● Exercise aim
Output all the entries word for word. Omit the pictures.

App and web page records:

★ ★ ★ ★

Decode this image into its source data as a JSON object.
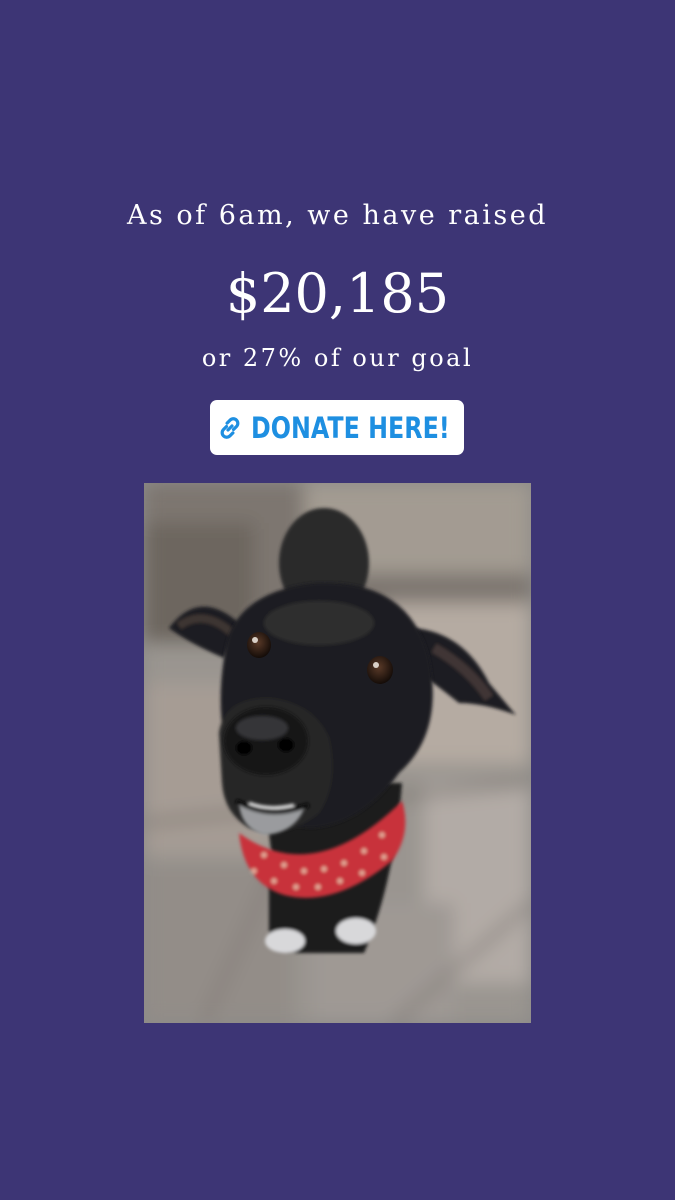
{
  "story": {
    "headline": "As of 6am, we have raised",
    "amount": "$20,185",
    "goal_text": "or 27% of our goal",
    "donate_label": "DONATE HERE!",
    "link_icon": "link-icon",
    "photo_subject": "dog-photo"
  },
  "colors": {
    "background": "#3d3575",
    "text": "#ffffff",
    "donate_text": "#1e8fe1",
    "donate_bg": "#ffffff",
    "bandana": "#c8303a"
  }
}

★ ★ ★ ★

● Response to the exercise
Decode this image into its source data as a JSON object.
{
  "story": {
    "headline": "As of 6am, we have raised",
    "amount": "$20,185",
    "goal_text": "or 27% of our goal",
    "donate_label": "DONATE HERE!",
    "link_icon": "link-icon",
    "photo_subject": "dog-photo"
  },
  "colors": {
    "background": "#3d3575",
    "text": "#ffffff",
    "donate_text": "#1e8fe1",
    "donate_bg": "#ffffff",
    "bandana": "#c8303a"
  }
}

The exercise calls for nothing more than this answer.